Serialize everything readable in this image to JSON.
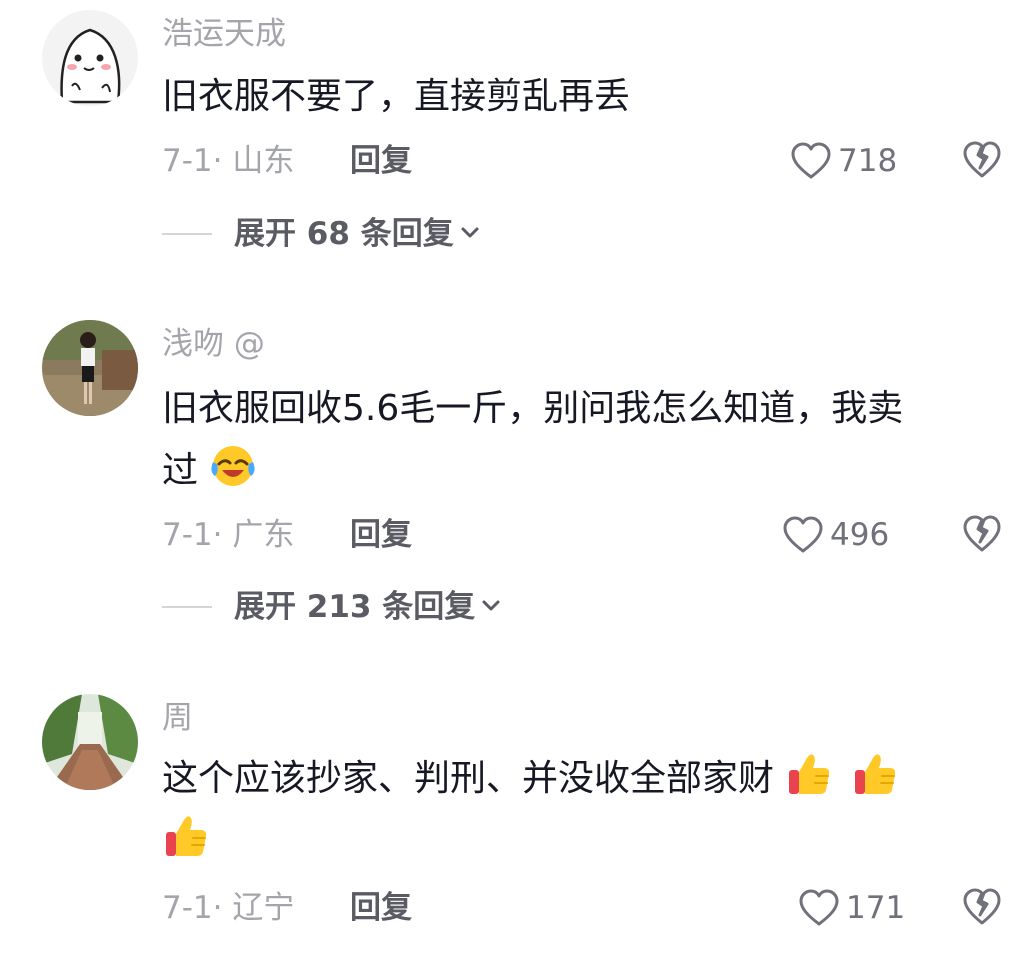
{
  "comments": [
    {
      "username": "浩运天成",
      "content": "旧衣服不要了，直接剪乱再丢",
      "date": "7-1·",
      "location": "山东",
      "reply_label": "回复",
      "likes": "718",
      "expand_label": "展开 68 条回复"
    },
    {
      "username": "浅吻 @",
      "content_line1": "旧衣服回收5.6毛一斤，别问我怎么知道，我卖",
      "content_line2": "过",
      "emoji": "laughing-crying-emoji",
      "date": "7-1·",
      "location": "广东",
      "reply_label": "回复",
      "likes": "496",
      "expand_label": "展开 213 条回复"
    },
    {
      "username": "周",
      "content_line1": "这个应该抄家、判刑、并没收全部家财",
      "emoji": "thumbs-up-emoji",
      "date": "7-1·",
      "location": "辽宁",
      "reply_label": "回复",
      "likes": "171"
    }
  ],
  "colors": {
    "text_primary": "#161823",
    "text_secondary": "#a4a5aa",
    "text_action": "#5b5c63",
    "divider": "#d4d5d9"
  },
  "icons": [
    "heart-outline-icon",
    "broken-heart-icon",
    "chevron-down-icon"
  ]
}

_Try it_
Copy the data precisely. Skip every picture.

_Response to the task_
Serialize everything readable in this image to JSON.
{
  "comments": [
    {
      "username": "浩运天成",
      "content": "旧衣服不要了，直接剪乱再丢",
      "date": "7-1·",
      "location": "山东",
      "reply_label": "回复",
      "likes": "718",
      "expand_label": "展开 68 条回复"
    },
    {
      "username": "浅吻 @",
      "content_line1": "旧衣服回收5.6毛一斤，别问我怎么知道，我卖",
      "content_line2": "过",
      "emoji": "laughing-crying-emoji",
      "date": "7-1·",
      "location": "广东",
      "reply_label": "回复",
      "likes": "496",
      "expand_label": "展开 213 条回复"
    },
    {
      "username": "周",
      "content_line1": "这个应该抄家、判刑、并没收全部家财",
      "emoji": "thumbs-up-emoji",
      "date": "7-1·",
      "location": "辽宁",
      "reply_label": "回复",
      "likes": "171"
    }
  ],
  "colors": {
    "text_primary": "#161823",
    "text_secondary": "#a4a5aa",
    "text_action": "#5b5c63",
    "divider": "#d4d5d9"
  },
  "icons": [
    "heart-outline-icon",
    "broken-heart-icon",
    "chevron-down-icon"
  ]
}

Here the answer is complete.